The goal of this massive project was to find out if you could construct reliable consensus trees of prokaryotes and eukaryotes given that lateral gene transfer (LGT)1 is so common.
The results show that LGT is very common in prokaryotes making it quite difficult to identify the evolutionary history of prokaryotic groups based on just a small number of gene trees.
In contrast, eukaryotes appear to be a monophyletic group where all living eukaryotes are descendants of a single ancestral species. There's very little LGT in eukaryotic lineages apart from one major event in algae and plants (see below).
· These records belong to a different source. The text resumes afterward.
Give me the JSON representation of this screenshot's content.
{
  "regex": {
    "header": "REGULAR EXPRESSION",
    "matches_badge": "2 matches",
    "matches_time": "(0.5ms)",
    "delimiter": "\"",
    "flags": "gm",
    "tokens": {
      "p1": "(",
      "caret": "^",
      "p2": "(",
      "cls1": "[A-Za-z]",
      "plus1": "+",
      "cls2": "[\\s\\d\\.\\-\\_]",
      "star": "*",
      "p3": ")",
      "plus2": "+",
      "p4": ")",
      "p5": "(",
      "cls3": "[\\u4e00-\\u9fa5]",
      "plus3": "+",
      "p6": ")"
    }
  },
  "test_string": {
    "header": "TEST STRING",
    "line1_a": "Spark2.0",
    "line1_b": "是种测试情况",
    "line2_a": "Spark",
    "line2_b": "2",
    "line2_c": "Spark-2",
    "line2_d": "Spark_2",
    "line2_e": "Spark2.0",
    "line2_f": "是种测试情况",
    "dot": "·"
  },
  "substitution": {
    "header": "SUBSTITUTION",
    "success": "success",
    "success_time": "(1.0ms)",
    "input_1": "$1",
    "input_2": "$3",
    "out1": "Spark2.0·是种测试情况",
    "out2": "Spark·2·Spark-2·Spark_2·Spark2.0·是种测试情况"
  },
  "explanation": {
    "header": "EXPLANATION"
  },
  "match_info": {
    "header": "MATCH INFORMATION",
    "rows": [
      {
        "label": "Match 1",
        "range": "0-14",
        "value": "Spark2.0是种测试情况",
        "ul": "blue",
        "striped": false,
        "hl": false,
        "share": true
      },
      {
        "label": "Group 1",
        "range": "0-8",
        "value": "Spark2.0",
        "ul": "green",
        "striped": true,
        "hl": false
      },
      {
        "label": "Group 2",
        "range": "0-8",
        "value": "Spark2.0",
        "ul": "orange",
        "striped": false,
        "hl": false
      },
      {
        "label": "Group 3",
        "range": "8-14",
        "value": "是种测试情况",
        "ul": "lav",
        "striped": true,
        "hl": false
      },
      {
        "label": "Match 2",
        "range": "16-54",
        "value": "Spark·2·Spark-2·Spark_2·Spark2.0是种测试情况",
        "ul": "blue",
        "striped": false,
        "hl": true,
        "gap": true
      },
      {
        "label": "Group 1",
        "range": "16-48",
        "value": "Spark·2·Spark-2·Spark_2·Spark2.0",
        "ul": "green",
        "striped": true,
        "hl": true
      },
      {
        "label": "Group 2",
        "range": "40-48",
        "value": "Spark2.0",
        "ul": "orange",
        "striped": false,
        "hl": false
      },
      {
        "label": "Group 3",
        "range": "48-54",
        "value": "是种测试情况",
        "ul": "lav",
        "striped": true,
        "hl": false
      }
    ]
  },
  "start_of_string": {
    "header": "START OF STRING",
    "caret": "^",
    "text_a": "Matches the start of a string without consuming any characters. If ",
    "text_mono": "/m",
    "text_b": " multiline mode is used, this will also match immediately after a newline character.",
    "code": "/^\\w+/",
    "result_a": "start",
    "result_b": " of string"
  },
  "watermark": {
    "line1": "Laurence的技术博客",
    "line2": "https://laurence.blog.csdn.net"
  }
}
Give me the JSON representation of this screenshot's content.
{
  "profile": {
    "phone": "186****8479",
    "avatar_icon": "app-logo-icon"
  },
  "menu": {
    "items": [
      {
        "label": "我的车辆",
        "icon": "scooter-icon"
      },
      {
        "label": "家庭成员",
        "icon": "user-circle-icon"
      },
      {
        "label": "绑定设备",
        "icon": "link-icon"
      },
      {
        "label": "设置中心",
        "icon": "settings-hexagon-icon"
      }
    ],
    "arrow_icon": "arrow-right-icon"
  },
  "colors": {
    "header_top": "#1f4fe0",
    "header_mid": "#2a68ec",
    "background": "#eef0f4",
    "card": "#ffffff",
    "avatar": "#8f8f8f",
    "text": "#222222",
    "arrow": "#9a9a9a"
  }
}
The genes currently found in eukaryotic genomes show that eukaryotes arose from an endosymbiotic event where a primitive alphabacterium fused with a primitive archaebacterium. The remnant of the alphaproteobacterium genome are still present in mitochondria but the majority of the bacterial genes have merged with archaebacterial genes in the nuclear chromosomes. Thus, eukaryotes are hybrids formed from two distantly related prokaryotic species.
A second round of new genes was acquired in eukaryotes when a primitve single-cell species merged with a species of cyanobacterium. The remnant of the cyanobactrial genome is found in chloroplasts but, like the case with alphaproteobacteria, the majority of the cyanobacterial genes merged with other genes in the nuclear genome.
The exact number of trees was 2,585. Among those trees, 49% of eukaryotic genes cluster with proteobacteria, 38% derive from cynaobacterial ancestors, and only 13% come from the archaebacterial ancestor. Thus, it's fair to say that the dominant ancestor of eukaryotes, in terms of genetic contribution, is bacterial, not archaeal.
One of the authors on the paper is James O. McInerney of the National University of Ireland, in Maynooth, County Kildare, Ireland. He made a short video that explains the result.2
1. Also known as horizontal gene transfer (HGT).
2. I hate to contaminate a scientific post by referring to creationists but I can't help but wonder how they explain this data. I'd love it if some Intelligent Design Creationist could describe how this fits in with their understanding of the history of life.
Ku, C., Nelson-Sathi, S., Roettger, M., Sousa, F.L., Lockhart, P.J., Bryant, D., Hazkani-Covo, E., McInerney, J.O., Landan, G., Martin, W.F. (2015) Endosymbiotic origin and differential loss of eukaryotic genes. Nature Published online Aug. 19, 2015 [doi: 10.1038/nature14963]